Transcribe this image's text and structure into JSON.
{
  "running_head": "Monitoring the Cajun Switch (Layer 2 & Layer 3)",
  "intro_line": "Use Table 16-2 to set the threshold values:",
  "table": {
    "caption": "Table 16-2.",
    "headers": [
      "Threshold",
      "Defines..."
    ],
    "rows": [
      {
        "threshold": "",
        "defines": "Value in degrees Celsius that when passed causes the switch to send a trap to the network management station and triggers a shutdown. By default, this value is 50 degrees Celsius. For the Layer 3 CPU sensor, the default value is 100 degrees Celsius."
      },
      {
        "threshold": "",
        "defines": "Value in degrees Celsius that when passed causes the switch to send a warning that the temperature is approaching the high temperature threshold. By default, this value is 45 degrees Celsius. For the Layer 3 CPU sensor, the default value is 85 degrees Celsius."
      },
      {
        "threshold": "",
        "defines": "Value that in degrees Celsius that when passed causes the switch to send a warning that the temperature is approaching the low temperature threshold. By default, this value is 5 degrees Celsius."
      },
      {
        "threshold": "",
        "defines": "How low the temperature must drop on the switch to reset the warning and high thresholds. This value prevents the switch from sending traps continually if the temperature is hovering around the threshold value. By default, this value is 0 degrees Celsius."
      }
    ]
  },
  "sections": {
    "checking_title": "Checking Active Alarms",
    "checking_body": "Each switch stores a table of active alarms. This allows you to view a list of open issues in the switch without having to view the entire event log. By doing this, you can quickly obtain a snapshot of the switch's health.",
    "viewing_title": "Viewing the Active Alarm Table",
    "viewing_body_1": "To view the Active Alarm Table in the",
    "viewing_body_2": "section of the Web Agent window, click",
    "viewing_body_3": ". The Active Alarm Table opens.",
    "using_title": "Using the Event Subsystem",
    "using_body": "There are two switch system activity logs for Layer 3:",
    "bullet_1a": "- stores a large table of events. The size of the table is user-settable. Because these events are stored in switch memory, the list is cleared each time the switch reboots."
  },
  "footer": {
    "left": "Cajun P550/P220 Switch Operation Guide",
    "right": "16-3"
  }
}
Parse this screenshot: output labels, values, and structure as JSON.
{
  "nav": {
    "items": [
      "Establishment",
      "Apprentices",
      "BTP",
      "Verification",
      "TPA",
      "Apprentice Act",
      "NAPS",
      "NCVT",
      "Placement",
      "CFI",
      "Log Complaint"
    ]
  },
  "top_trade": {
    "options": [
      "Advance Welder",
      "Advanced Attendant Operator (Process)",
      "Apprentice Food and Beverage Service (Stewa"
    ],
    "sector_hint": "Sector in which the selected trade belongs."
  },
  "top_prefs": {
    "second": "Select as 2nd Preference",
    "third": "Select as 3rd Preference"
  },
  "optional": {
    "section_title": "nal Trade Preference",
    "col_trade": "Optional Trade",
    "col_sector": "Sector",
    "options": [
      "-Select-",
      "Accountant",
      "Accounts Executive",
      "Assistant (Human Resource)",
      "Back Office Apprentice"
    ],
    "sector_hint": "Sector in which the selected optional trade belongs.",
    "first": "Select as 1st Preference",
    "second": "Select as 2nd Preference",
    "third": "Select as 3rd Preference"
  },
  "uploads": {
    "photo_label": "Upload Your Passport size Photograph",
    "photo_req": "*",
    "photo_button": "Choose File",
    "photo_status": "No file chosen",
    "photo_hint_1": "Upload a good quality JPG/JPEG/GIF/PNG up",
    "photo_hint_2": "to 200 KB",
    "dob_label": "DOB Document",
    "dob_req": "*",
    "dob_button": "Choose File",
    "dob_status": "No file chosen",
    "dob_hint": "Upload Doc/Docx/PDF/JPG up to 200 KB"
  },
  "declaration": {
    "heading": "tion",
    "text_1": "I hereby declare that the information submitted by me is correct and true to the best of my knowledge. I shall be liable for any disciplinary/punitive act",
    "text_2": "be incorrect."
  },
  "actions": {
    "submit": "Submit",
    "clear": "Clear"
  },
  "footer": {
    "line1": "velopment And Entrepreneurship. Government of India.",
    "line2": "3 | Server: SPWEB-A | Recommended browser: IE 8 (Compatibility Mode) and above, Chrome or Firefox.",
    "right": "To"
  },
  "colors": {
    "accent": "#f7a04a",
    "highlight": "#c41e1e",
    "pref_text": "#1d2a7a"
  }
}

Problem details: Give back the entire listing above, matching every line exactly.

Task result:
Transcribe this image's text and structure into JSON.
{
  "running_head": "Monitoring the Cajun Switch (Layer 2 & Layer 3)",
  "intro_line": "Use Table 16-2 to set the threshold values:",
  "table": {
    "caption": "Table 16-2.",
    "headers": [
      "Threshold",
      "Defines..."
    ],
    "rows": [
      {
        "threshold": "",
        "defines": "Value in degrees Celsius that when passed causes the switch to send a trap to the network management station and triggers a shutdown. By default, this value is 50 degrees Celsius. For the Layer 3 CPU sensor, the default value is 100 degrees Celsius."
      },
      {
        "threshold": "",
        "defines": "Value in degrees Celsius that when passed causes the switch to send a warning that the temperature is approaching the high temperature threshold. By default, this value is 45 degrees Celsius. For the Layer 3 CPU sensor, the default value is 85 degrees Celsius."
      },
      {
        "threshold": "",
        "defines": "Value that in degrees Celsius that when passed causes the switch to send a warning that the temperature is approaching the low temperature threshold. By default, this value is 5 degrees Celsius."
      },
      {
        "threshold": "",
        "defines": "How low the temperature must drop on the switch to reset the warning and high thresholds. This value prevents the switch from sending traps continually if the temperature is hovering around the threshold value. By default, this value is 0 degrees Celsius."
      }
    ]
  },
  "sections": {
    "checking_title": "Checking Active Alarms",
    "checking_body": "Each switch stores a table of active alarms. This allows you to view a list of open issues in the switch without having to view the entire event log. By doing this, you can quickly obtain a snapshot of the switch's health.",
    "viewing_title": "Viewing the Active Alarm Table",
    "viewing_body_1": "To view the Active Alarm Table in the",
    "viewing_body_2": "section of the Web Agent window, click",
    "viewing_body_3": ". The Active Alarm Table opens.",
    "using_title": "Using the Event Subsystem",
    "using_body": "There are two switch system activity logs for Layer 3:",
    "bullet_1a": "- stores a large table of events. The size of the table is user-settable. Because these events are stored in switch memory, the list is cleared each time the switch reboots."
  },
  "footer": {
    "left": "Cajun P550/P220 Switch Operation Guide",
    "right": "16-3"
  }
}
Parse this screenshot: output labels, values, and structure as JSON.
{
  "nav": {
    "items": [
      "Establishment",
      "Apprentices",
      "BTP",
      "Verification",
      "TPA",
      "Apprentice Act",
      "NAPS",
      "NCVT",
      "Placement",
      "CFI",
      "Log Complaint"
    ]
  },
  "top_trade": {
    "options": [
      "Advance Welder",
      "Advanced Attendant Operator (Process)",
      "Apprentice Food and Beverage Service (Stewa"
    ],
    "sector_hint": "Sector in which the selected trade belongs."
  },
  "top_prefs": {
    "second": "Select as 2nd Preference",
    "third": "Select as 3rd Preference"
  },
  "optional": {
    "section_title": "nal Trade Preference",
    "col_trade": "Optional Trade",
    "col_sector": "Sector",
    "options": [
      "-Select-",
      "Accountant",
      "Accounts Executive",
      "Assistant (Human Resource)",
      "Back Office Apprentice"
    ],
    "sector_hint": "Sector in which the selected optional trade belongs.",
    "first": "Select as 1st Preference",
    "second": "Select as 2nd Preference",
    "third": "Select as 3rd Preference"
  },
  "uploads": {
    "photo_label": "Upload Your Passport size Photograph",
    "photo_req": "*",
    "photo_button": "Choose File",
    "photo_status": "No file chosen",
    "photo_hint_1": "Upload a good quality JPG/JPEG/GIF/PNG up",
    "photo_hint_2": "to 200 KB",
    "dob_label": "DOB Document",
    "dob_req": "*",
    "dob_button": "Choose File",
    "dob_status": "No file chosen",
    "dob_hint": "Upload Doc/Docx/PDF/JPG up to 200 KB"
  },
  "declaration": {
    "heading": "tion",
    "text_1": "I hereby declare that the information submitted by me is correct and true to the best of my knowledge. I shall be liable for any disciplinary/punitive act",
    "text_2": "be incorrect."
  },
  "actions": {
    "submit": "Submit",
    "clear": "Clear"
  },
  "footer": {
    "line1": "velopment And Entrepreneurship. Government of India.",
    "line2": "3 | Server: SPWEB-A | Recommended browser: IE 8 (Compatibility Mode) and above, Chrome or Firefox.",
    "right": "To"
  },
  "colors": {
    "accent": "#f7a04a",
    "highlight": "#c41e1e",
    "pref_text": "#1d2a7a"
  }
}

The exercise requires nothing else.